Start of INFORMATION SUPPLIED
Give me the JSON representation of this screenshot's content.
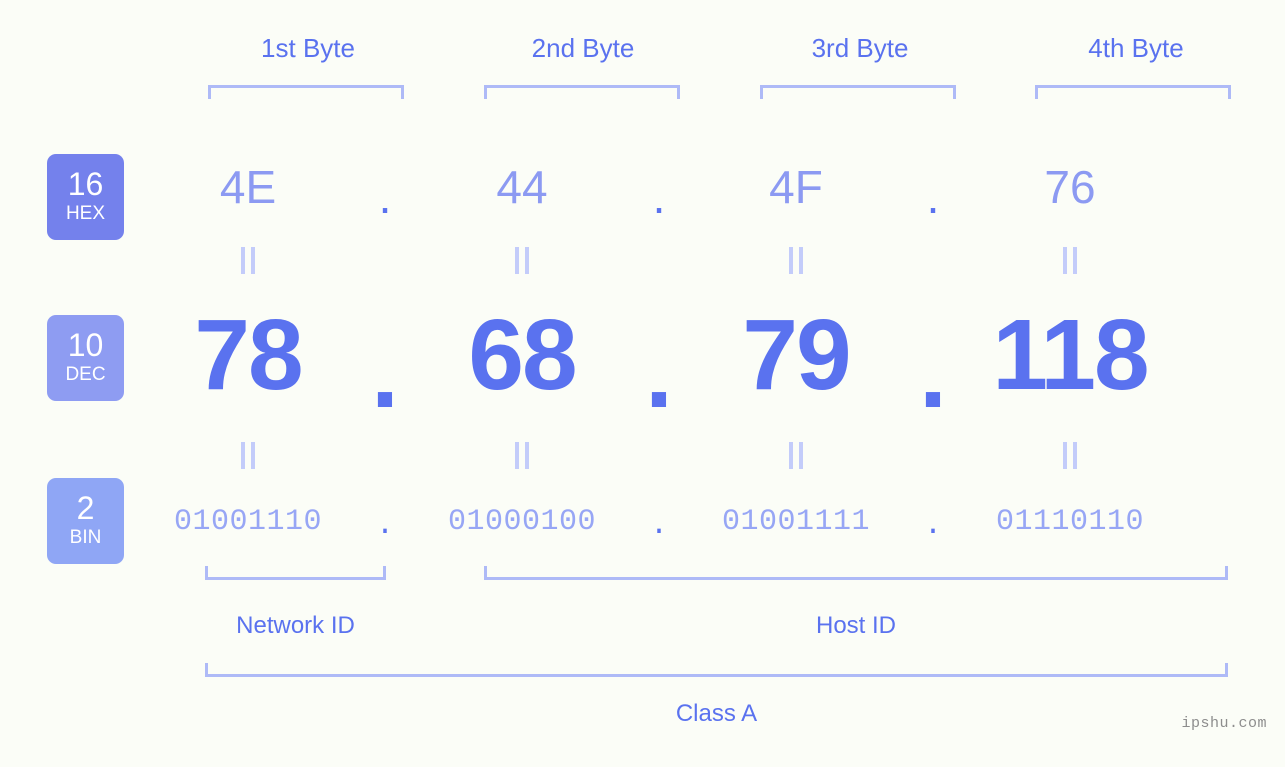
{
  "background_color": "#fbfdf7",
  "accent_color": "#5a72ef",
  "bracket_color": "#aebaf7",
  "byte_headers": [
    {
      "label": "1st Byte"
    },
    {
      "label": "2nd Byte"
    },
    {
      "label": "3rd Byte"
    },
    {
      "label": "4th Byte"
    }
  ],
  "radix_rows": [
    {
      "badge_number": "16",
      "badge_name": "HEX",
      "badge_color": "#7481ec",
      "values": [
        "4E",
        "44",
        "4F",
        "76"
      ],
      "separator": "."
    },
    {
      "badge_number": "10",
      "badge_name": "DEC",
      "badge_color": "#8e9cf2",
      "values": [
        "78",
        "68",
        "79",
        "118"
      ],
      "separator": "."
    },
    {
      "badge_number": "2",
      "badge_name": "BIN",
      "badge_color": "#8fa6f5",
      "values": [
        "01001110",
        "01000100",
        "01001111",
        "01110110"
      ],
      "separator": "."
    }
  ],
  "id_sections": [
    {
      "label": "Network ID"
    },
    {
      "label": "Host ID"
    }
  ],
  "class_label": "Class A",
  "watermark": "ipshu.com"
}
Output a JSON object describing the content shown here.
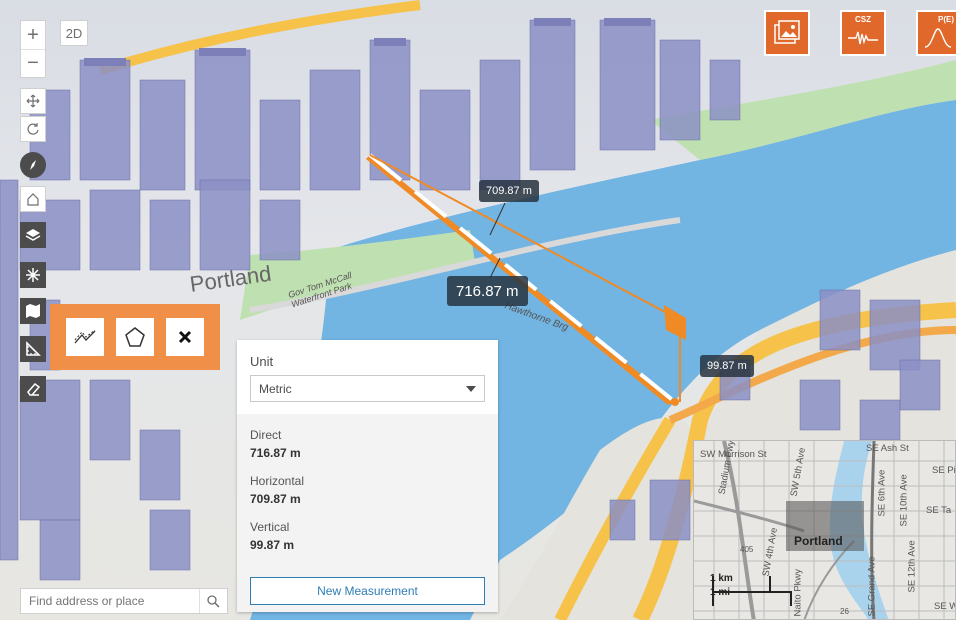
{
  "toolbar": {
    "zoom_in": "+",
    "zoom_out": "−",
    "view_toggle": "2D"
  },
  "top_widgets": [
    {
      "name": "image-widget",
      "tag": ""
    },
    {
      "name": "csz-widget",
      "tag": "CSZ"
    },
    {
      "name": "probability-widget",
      "tag": "P(E)"
    }
  ],
  "map": {
    "city_label": "Portland",
    "labels": [
      "Gov Tom McCall Waterfront Park",
      "Hawthorne Brg"
    ]
  },
  "measurement_labels": {
    "horizontal": "709.87 m",
    "direct": "716.87 m",
    "vertical": "99.87 m"
  },
  "panel": {
    "unit_label": "Unit",
    "unit_value": "Metric",
    "results": [
      {
        "label": "Direct",
        "value": "716.87 m"
      },
      {
        "label": "Horizontal",
        "value": "709.87 m"
      },
      {
        "label": "Vertical",
        "value": "99.87 m"
      }
    ],
    "new_measurement": "New Measurement"
  },
  "search": {
    "placeholder": "Find address or place"
  },
  "overview": {
    "city": "Portland",
    "scale_km": "1 km",
    "scale_mi": "1 mi",
    "labels": [
      "SW Morrison St",
      "SE Ash St",
      "Stadium Fwy",
      "SW 5th Ave",
      "SW 4th Ave",
      "SE 6th Ave",
      "SE 10th Ave",
      "SE 12th Ave",
      "SE Grand Ave",
      "SE Ta",
      "SE Pi",
      "SE W",
      "Naito Pkwy",
      "405",
      "26"
    ]
  },
  "colors": {
    "accent": "#e1682b",
    "measure_orange": "#f08a24",
    "water": "#6fb3e0",
    "building": "#8b8fc4",
    "link": "#2f7db5"
  }
}
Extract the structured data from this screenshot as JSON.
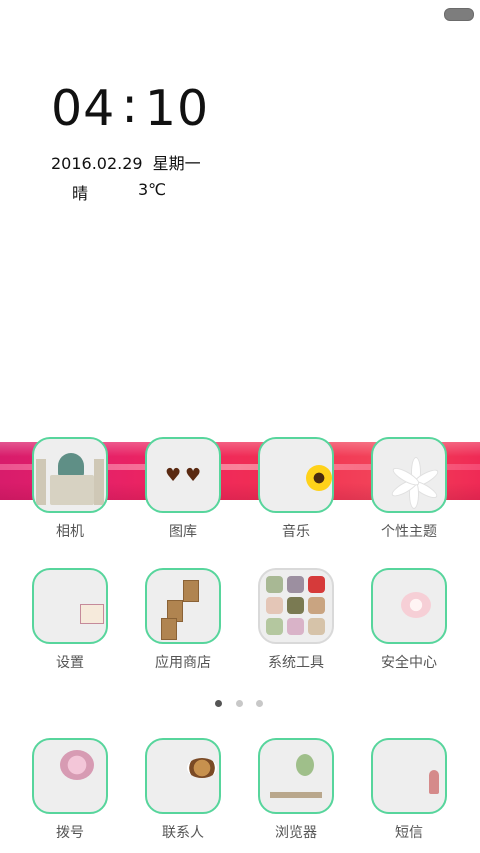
{
  "status": {
    "indicator": "status-pill-icon"
  },
  "clock": {
    "hours": "04",
    "separator": ":",
    "minutes": "10"
  },
  "date": {
    "date": "2016.02.29",
    "weekday": "星期一"
  },
  "weather": {
    "condition": "晴",
    "temperature": "3℃"
  },
  "dock_row1": [
    {
      "label": "相机",
      "icon": "camera-icon"
    },
    {
      "label": "图库",
      "icon": "gallery-icon"
    },
    {
      "label": "音乐",
      "icon": "music-icon"
    },
    {
      "label": "个性主题",
      "icon": "theme-icon"
    }
  ],
  "apps_row2": [
    {
      "label": "设置",
      "icon": "settings-icon"
    },
    {
      "label": "应用商店",
      "icon": "app-store-icon"
    },
    {
      "label": "系统工具",
      "icon": "system-tools-icon"
    },
    {
      "label": "安全中心",
      "icon": "security-center-icon"
    }
  ],
  "page_indicator": {
    "pages": 3,
    "current": 1
  },
  "dock_bottom": [
    {
      "label": "拨号",
      "icon": "phone-icon"
    },
    {
      "label": "联系人",
      "icon": "contacts-icon"
    },
    {
      "label": "浏览器",
      "icon": "browser-icon"
    },
    {
      "label": "短信",
      "icon": "sms-icon"
    }
  ],
  "colors": {
    "tile_border": "#57d59c",
    "ribbon": "#ef2a55",
    "label": "#555555"
  }
}
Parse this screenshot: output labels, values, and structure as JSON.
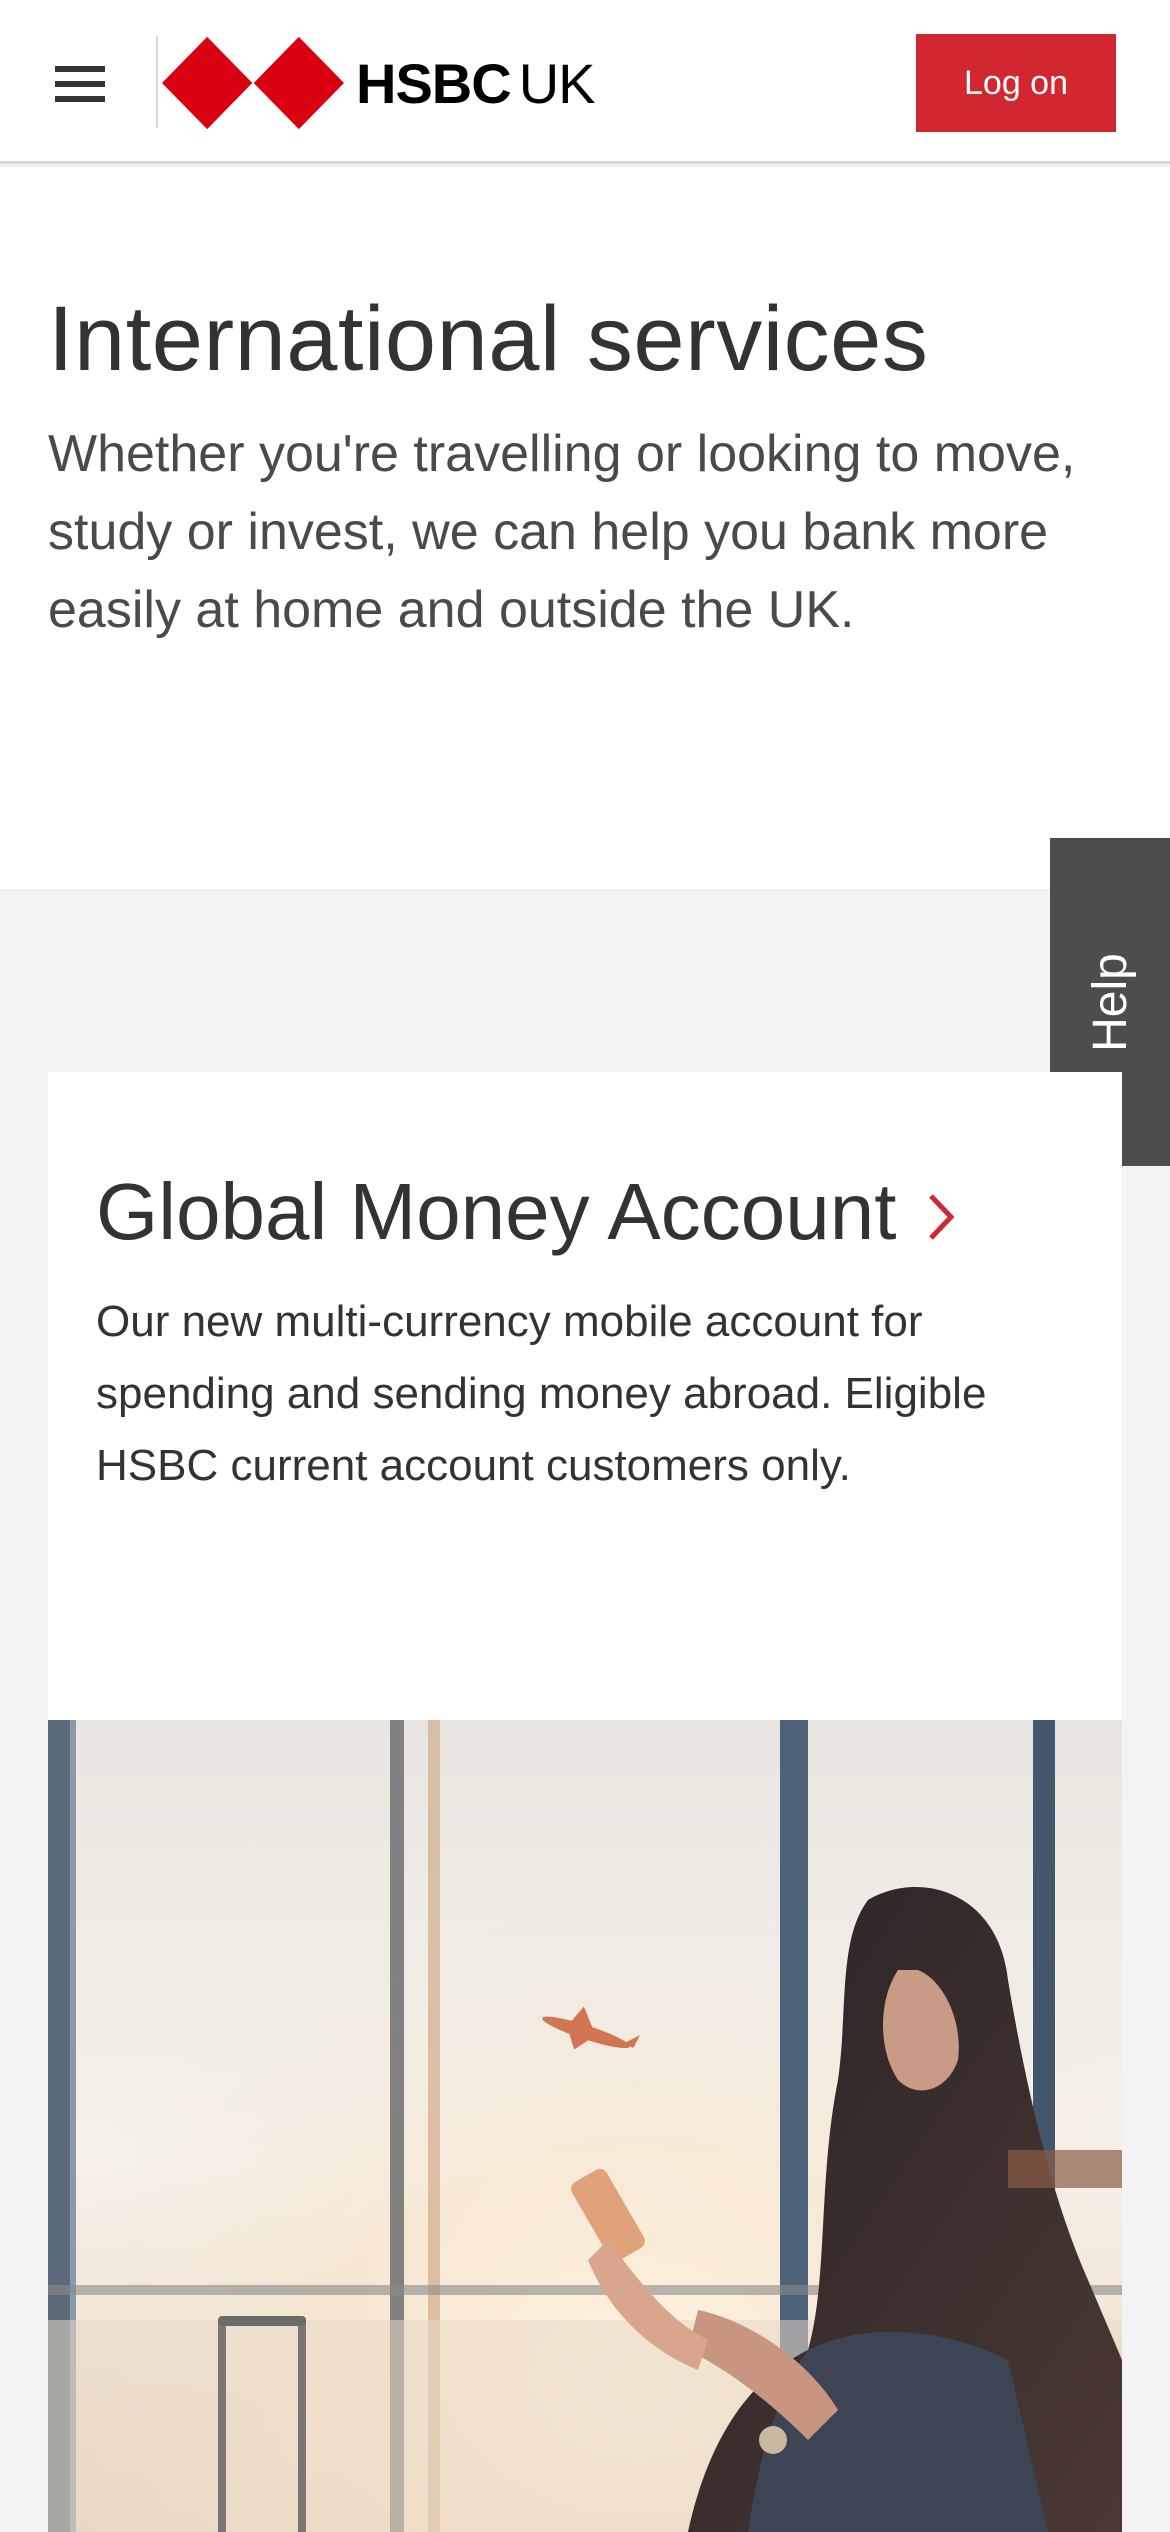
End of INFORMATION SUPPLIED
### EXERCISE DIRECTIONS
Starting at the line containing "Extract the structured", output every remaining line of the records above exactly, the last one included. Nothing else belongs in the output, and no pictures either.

### TASK RESPONSE
Extract the structured data from this screenshot as JSON.
{
  "status": {
    "indicator": "status-pill-icon"
  },
  "clock": {
    "hours": "04",
    "separator": ":",
    "minutes": "10"
  },
  "date": {
    "date": "2016.02.29",
    "weekday": "星期一"
  },
  "weather": {
    "condition": "晴",
    "temperature": "3℃"
  },
  "dock_row1": [
    {
      "label": "相机",
      "icon": "camera-icon"
    },
    {
      "label": "图库",
      "icon": "gallery-icon"
    },
    {
      "label": "音乐",
      "icon": "music-icon"
    },
    {
      "label": "个性主题",
      "icon": "theme-icon"
    }
  ],
  "apps_row2": [
    {
      "label": "设置",
      "icon": "settings-icon"
    },
    {
      "label": "应用商店",
      "icon": "app-store-icon"
    },
    {
      "label": "系统工具",
      "icon": "system-tools-icon"
    },
    {
      "label": "安全中心",
      "icon": "security-center-icon"
    }
  ],
  "page_indicator": {
    "pages": 3,
    "current": 1
  },
  "dock_bottom": [
    {
      "label": "拨号",
      "icon": "phone-icon"
    },
    {
      "label": "联系人",
      "icon": "contacts-icon"
    },
    {
      "label": "浏览器",
      "icon": "browser-icon"
    },
    {
      "label": "短信",
      "icon": "sms-icon"
    }
  ],
  "colors": {
    "tile_border": "#57d59c",
    "ribbon": "#ef2a55",
    "label": "#555555"
  }
}
Parse this screenshot: output labels, values, and structure as JSON.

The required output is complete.